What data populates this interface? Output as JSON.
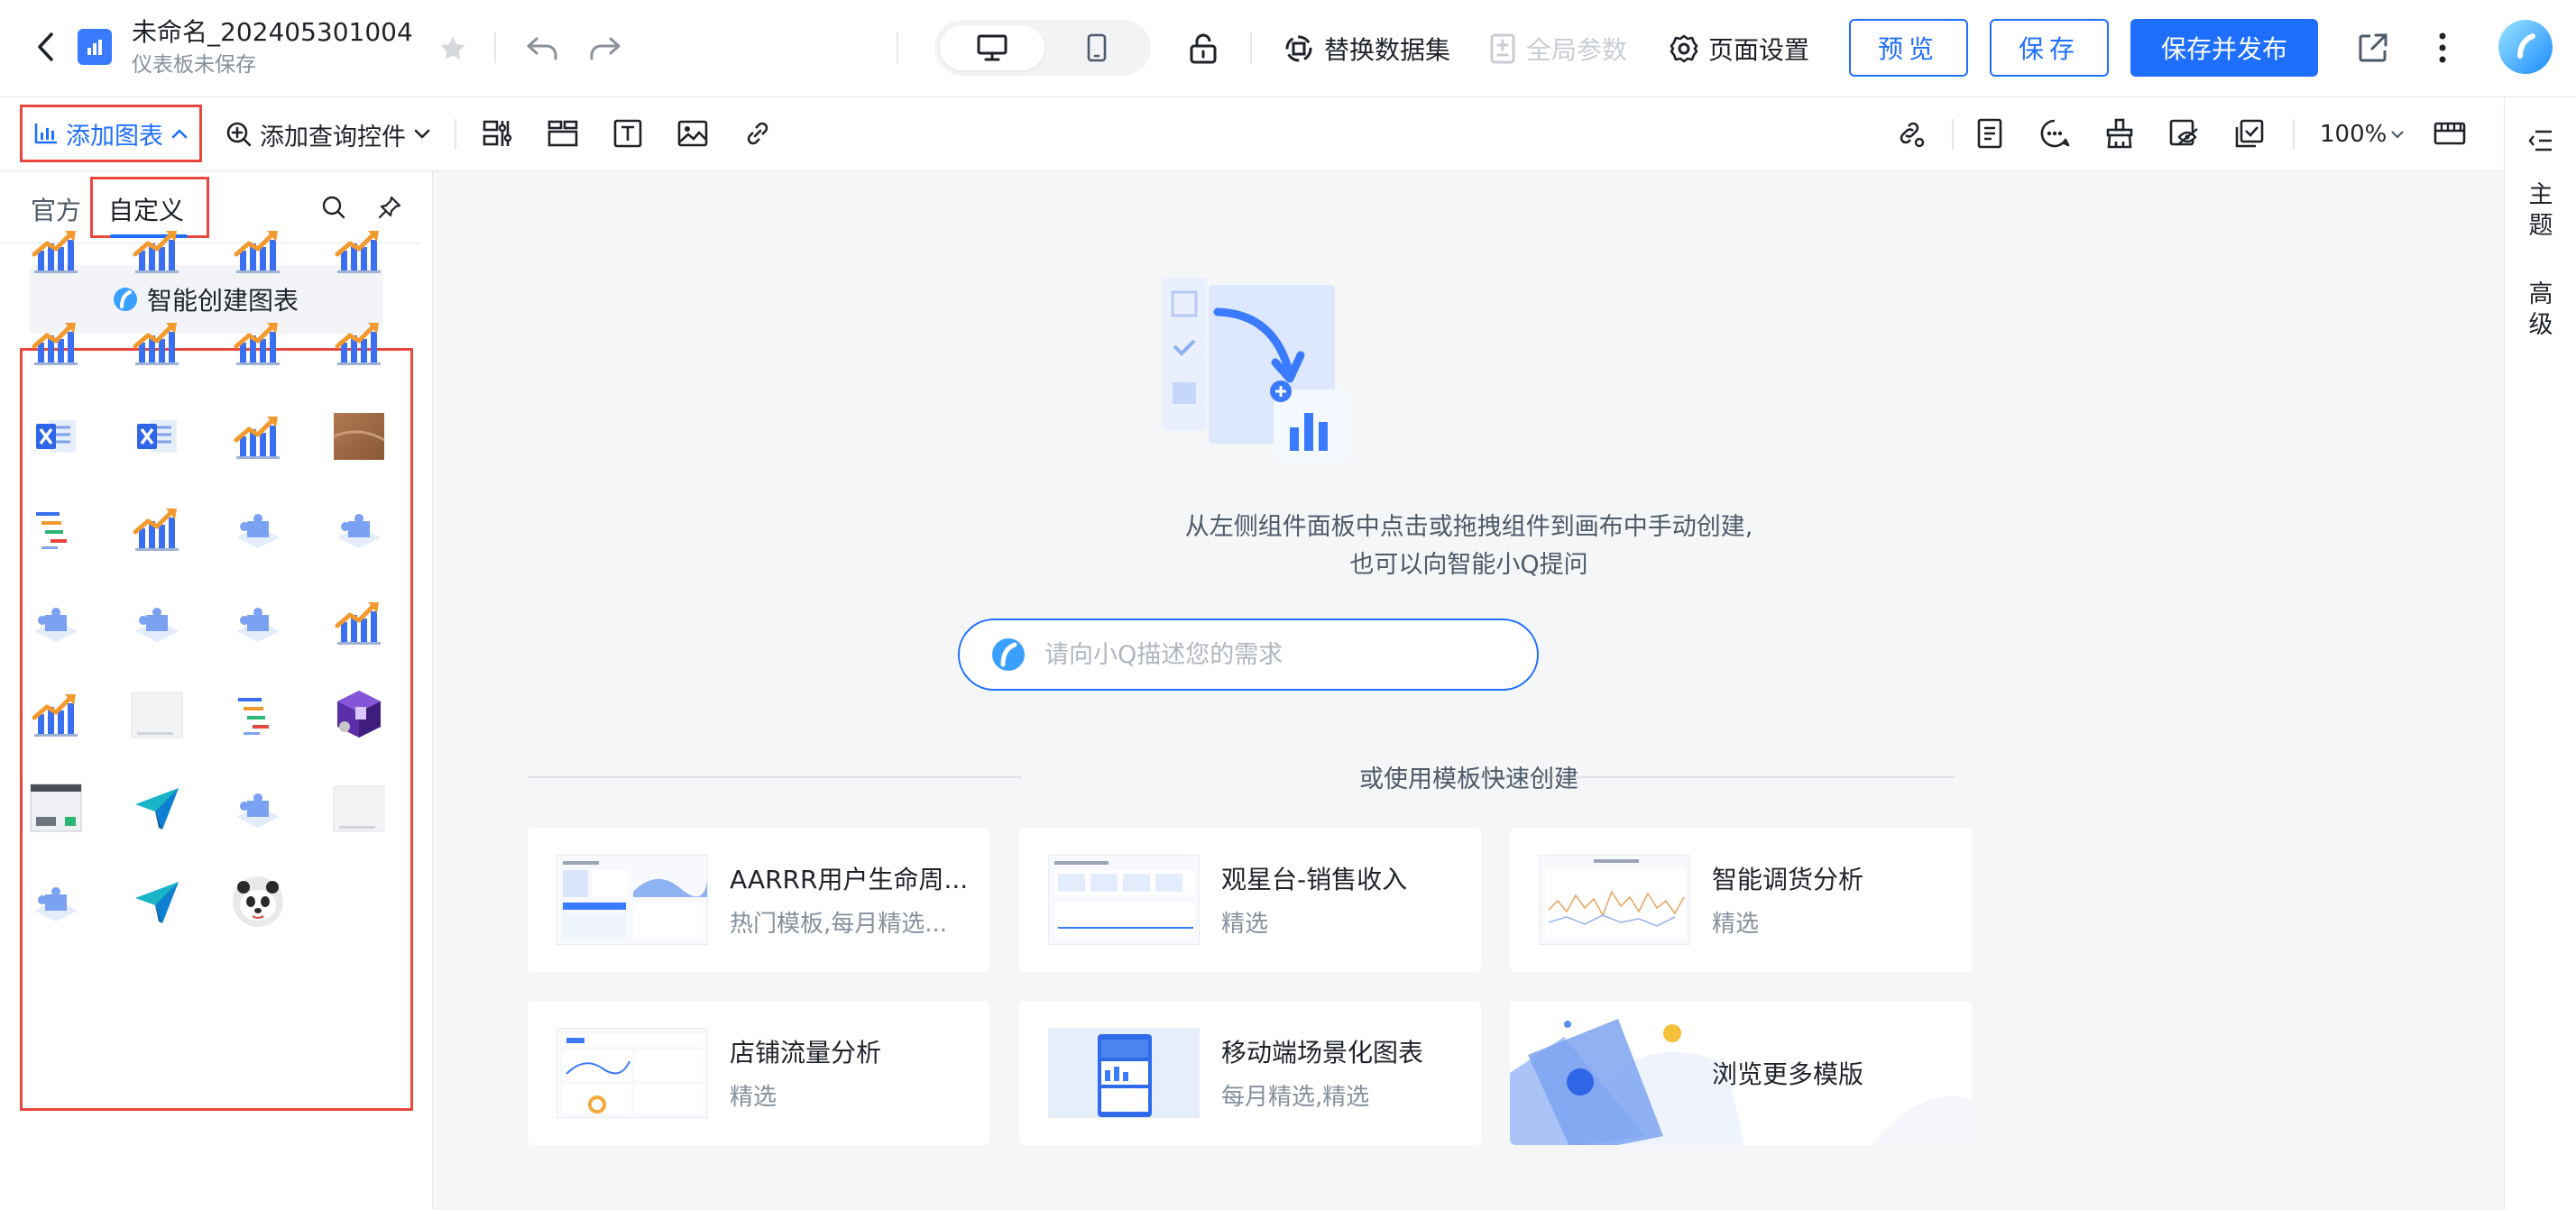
{
  "header": {
    "title": "未命名_202405301004",
    "subtitle": "仪表板未保存",
    "replace_dataset": "替换数据集",
    "global_params": "全局参数",
    "page_settings": "页面设置",
    "preview": "预览",
    "save": "保存",
    "save_publish": "保存并发布",
    "brand_color": "#1f6fff"
  },
  "toolbar": {
    "add_chart": "添加图表",
    "add_query": "添加查询控件",
    "zoom": "100%"
  },
  "panel": {
    "tab_official": "官方",
    "tab_custom": "自定义",
    "smart_create": "智能创建图表",
    "custom_items": [
      "bar-chart-icon",
      "bar-chart-icon",
      "bar-chart-icon",
      "bar-chart-icon",
      "bar-chart-icon",
      "bar-chart-icon",
      "bar-chart-icon",
      "bar-chart-icon",
      "excel-icon",
      "excel-icon",
      "bar-chart-icon",
      "photo-thumbnail",
      "gantt-icon",
      "bar-chart-icon",
      "puzzle-icon",
      "puzzle-icon",
      "puzzle-icon",
      "puzzle-icon",
      "puzzle-icon",
      "bar-chart-icon",
      "bar-chart-icon",
      "blank-thumbnail",
      "gantt-icon",
      "cube-icon",
      "screenshot-thumbnail",
      "paper-plane-icon",
      "puzzle-icon",
      "blank-thumbnail",
      "puzzle-icon",
      "paper-plane-icon",
      "panda-icon"
    ]
  },
  "canvas": {
    "hint_line1": "从左侧组件面板中点击或拖拽组件到画布中手动创建,",
    "hint_line2": "也可以向智能小Q提问",
    "ask_placeholder": "请向小Q描述您的需求",
    "or_template": "或使用模板快速创建",
    "templates": [
      {
        "name": "AARRR用户生命周...",
        "sub": "热门模板,每月精选..."
      },
      {
        "name": "观星台-销售收入",
        "sub": "精选"
      },
      {
        "name": "智能调货分析",
        "sub": "精选"
      },
      {
        "name": "店铺流量分析",
        "sub": "精选"
      },
      {
        "name": "移动端场景化图表",
        "sub": "每月精选,精选"
      }
    ],
    "browse_more": "浏览更多模版"
  },
  "right_rail": {
    "theme": "主题",
    "advanced": "高级"
  }
}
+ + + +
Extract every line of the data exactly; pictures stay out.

What data populates this interface? Output as JSON.
{
  "header": {
    "title": "未命名_202405301004",
    "subtitle": "仪表板未保存",
    "replace_dataset": "替换数据集",
    "global_params": "全局参数",
    "page_settings": "页面设置",
    "preview": "预览",
    "save": "保存",
    "save_publish": "保存并发布",
    "brand_color": "#1f6fff"
  },
  "toolbar": {
    "add_chart": "添加图表",
    "add_query": "添加查询控件",
    "zoom": "100%"
  },
  "panel": {
    "tab_official": "官方",
    "tab_custom": "自定义",
    "smart_create": "智能创建图表",
    "custom_items": [
      "bar-chart-icon",
      "bar-chart-icon",
      "bar-chart-icon",
      "bar-chart-icon",
      "bar-chart-icon",
      "bar-chart-icon",
      "bar-chart-icon",
      "bar-chart-icon",
      "excel-icon",
      "excel-icon",
      "bar-chart-icon",
      "photo-thumbnail",
      "gantt-icon",
      "bar-chart-icon",
      "puzzle-icon",
      "puzzle-icon",
      "puzzle-icon",
      "puzzle-icon",
      "puzzle-icon",
      "bar-chart-icon",
      "bar-chart-icon",
      "blank-thumbnail",
      "gantt-icon",
      "cube-icon",
      "screenshot-thumbnail",
      "paper-plane-icon",
      "puzzle-icon",
      "blank-thumbnail",
      "puzzle-icon",
      "paper-plane-icon",
      "panda-icon"
    ]
  },
  "canvas": {
    "hint_line1": "从左侧组件面板中点击或拖拽组件到画布中手动创建,",
    "hint_line2": "也可以向智能小Q提问",
    "ask_placeholder": "请向小Q描述您的需求",
    "or_template": "或使用模板快速创建",
    "templates": [
      {
        "name": "AARRR用户生命周...",
        "sub": "热门模板,每月精选..."
      },
      {
        "name": "观星台-销售收入",
        "sub": "精选"
      },
      {
        "name": "智能调货分析",
        "sub": "精选"
      },
      {
        "name": "店铺流量分析",
        "sub": "精选"
      },
      {
        "name": "移动端场景化图表",
        "sub": "每月精选,精选"
      }
    ],
    "browse_more": "浏览更多模版"
  },
  "right_rail": {
    "theme": "主题",
    "advanced": "高级"
  }
}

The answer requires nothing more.